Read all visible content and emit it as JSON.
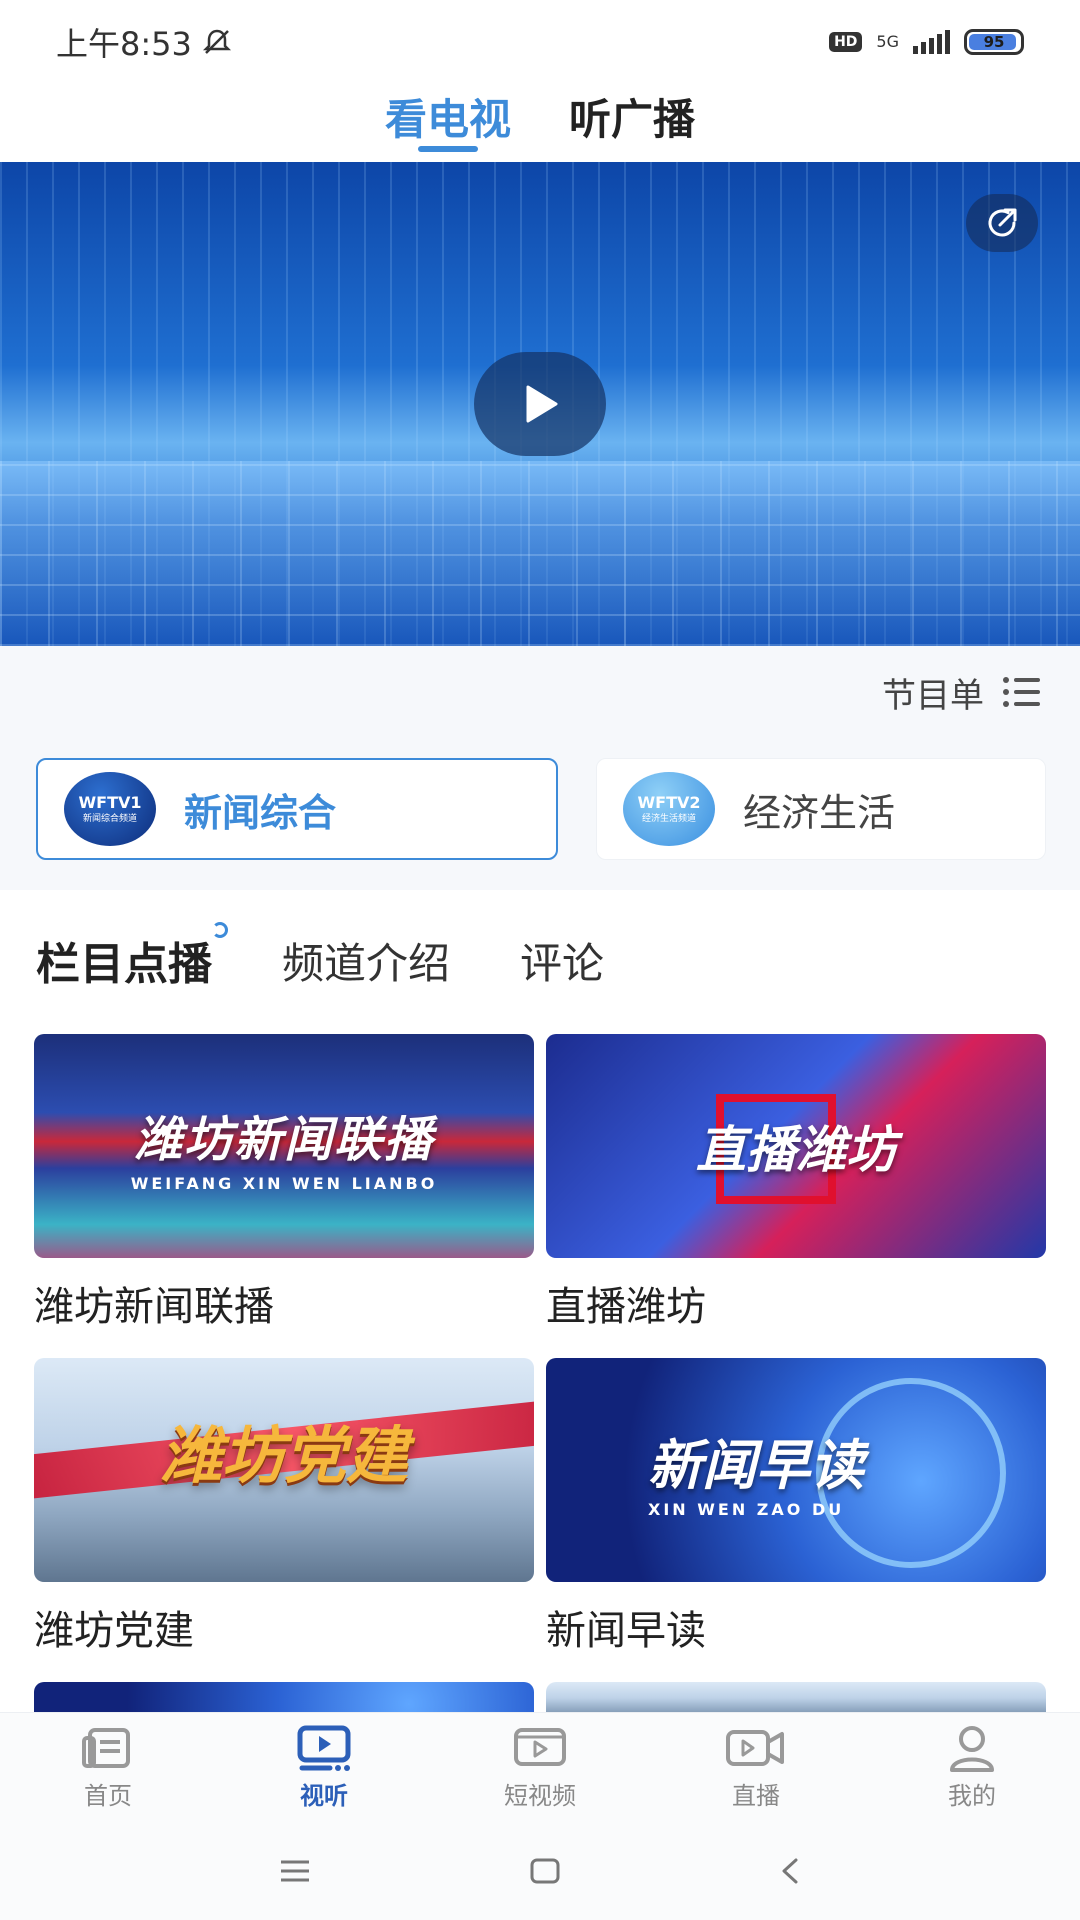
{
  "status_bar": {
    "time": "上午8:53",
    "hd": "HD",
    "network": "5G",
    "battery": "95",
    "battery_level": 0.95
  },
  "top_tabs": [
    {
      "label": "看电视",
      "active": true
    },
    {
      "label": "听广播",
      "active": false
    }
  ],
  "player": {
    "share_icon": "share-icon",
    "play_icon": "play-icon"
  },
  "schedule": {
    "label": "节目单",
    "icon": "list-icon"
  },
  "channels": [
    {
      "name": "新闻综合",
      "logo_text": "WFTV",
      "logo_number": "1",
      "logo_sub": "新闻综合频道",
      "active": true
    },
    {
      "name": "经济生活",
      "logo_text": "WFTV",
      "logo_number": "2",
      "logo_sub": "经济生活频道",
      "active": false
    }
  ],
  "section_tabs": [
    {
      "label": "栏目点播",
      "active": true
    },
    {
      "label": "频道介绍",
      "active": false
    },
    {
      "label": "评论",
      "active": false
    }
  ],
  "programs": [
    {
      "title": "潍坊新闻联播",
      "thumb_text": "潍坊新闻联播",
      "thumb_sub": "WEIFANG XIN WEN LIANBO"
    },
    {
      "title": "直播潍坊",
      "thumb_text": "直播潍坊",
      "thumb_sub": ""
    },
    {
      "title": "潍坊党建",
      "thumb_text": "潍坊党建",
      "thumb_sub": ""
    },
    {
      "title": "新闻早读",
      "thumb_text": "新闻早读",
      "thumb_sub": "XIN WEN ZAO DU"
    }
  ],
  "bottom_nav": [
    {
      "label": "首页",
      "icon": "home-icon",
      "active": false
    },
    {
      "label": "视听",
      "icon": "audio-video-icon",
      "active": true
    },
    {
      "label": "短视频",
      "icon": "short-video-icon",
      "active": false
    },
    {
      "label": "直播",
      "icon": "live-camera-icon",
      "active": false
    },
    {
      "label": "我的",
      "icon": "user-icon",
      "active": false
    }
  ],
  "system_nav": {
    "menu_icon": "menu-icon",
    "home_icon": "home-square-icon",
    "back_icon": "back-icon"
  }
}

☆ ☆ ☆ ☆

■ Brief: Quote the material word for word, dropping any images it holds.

■ The completed task:
Read all visible content and emit it as JSON.
{
  "status_bar": {
    "time": "上午8:53",
    "hd": "HD",
    "network": "5G",
    "battery": "95",
    "battery_level": 0.95
  },
  "top_tabs": [
    {
      "label": "看电视",
      "active": true
    },
    {
      "label": "听广播",
      "active": false
    }
  ],
  "player": {
    "share_icon": "share-icon",
    "play_icon": "play-icon"
  },
  "schedule": {
    "label": "节目单",
    "icon": "list-icon"
  },
  "channels": [
    {
      "name": "新闻综合",
      "logo_text": "WFTV",
      "logo_number": "1",
      "logo_sub": "新闻综合频道",
      "active": true
    },
    {
      "name": "经济生活",
      "logo_text": "WFTV",
      "logo_number": "2",
      "logo_sub": "经济生活频道",
      "active": false
    }
  ],
  "section_tabs": [
    {
      "label": "栏目点播",
      "active": true
    },
    {
      "label": "频道介绍",
      "active": false
    },
    {
      "label": "评论",
      "active": false
    }
  ],
  "programs": [
    {
      "title": "潍坊新闻联播",
      "thumb_text": "潍坊新闻联播",
      "thumb_sub": "WEIFANG XIN WEN LIANBO"
    },
    {
      "title": "直播潍坊",
      "thumb_text": "直播潍坊",
      "thumb_sub": ""
    },
    {
      "title": "潍坊党建",
      "thumb_text": "潍坊党建",
      "thumb_sub": ""
    },
    {
      "title": "新闻早读",
      "thumb_text": "新闻早读",
      "thumb_sub": "XIN WEN ZAO DU"
    }
  ],
  "bottom_nav": [
    {
      "label": "首页",
      "icon": "home-icon",
      "active": false
    },
    {
      "label": "视听",
      "icon": "audio-video-icon",
      "active": true
    },
    {
      "label": "短视频",
      "icon": "short-video-icon",
      "active": false
    },
    {
      "label": "直播",
      "icon": "live-camera-icon",
      "active": false
    },
    {
      "label": "我的",
      "icon": "user-icon",
      "active": false
    }
  ],
  "system_nav": {
    "menu_icon": "menu-icon",
    "home_icon": "home-square-icon",
    "back_icon": "back-icon"
  }
}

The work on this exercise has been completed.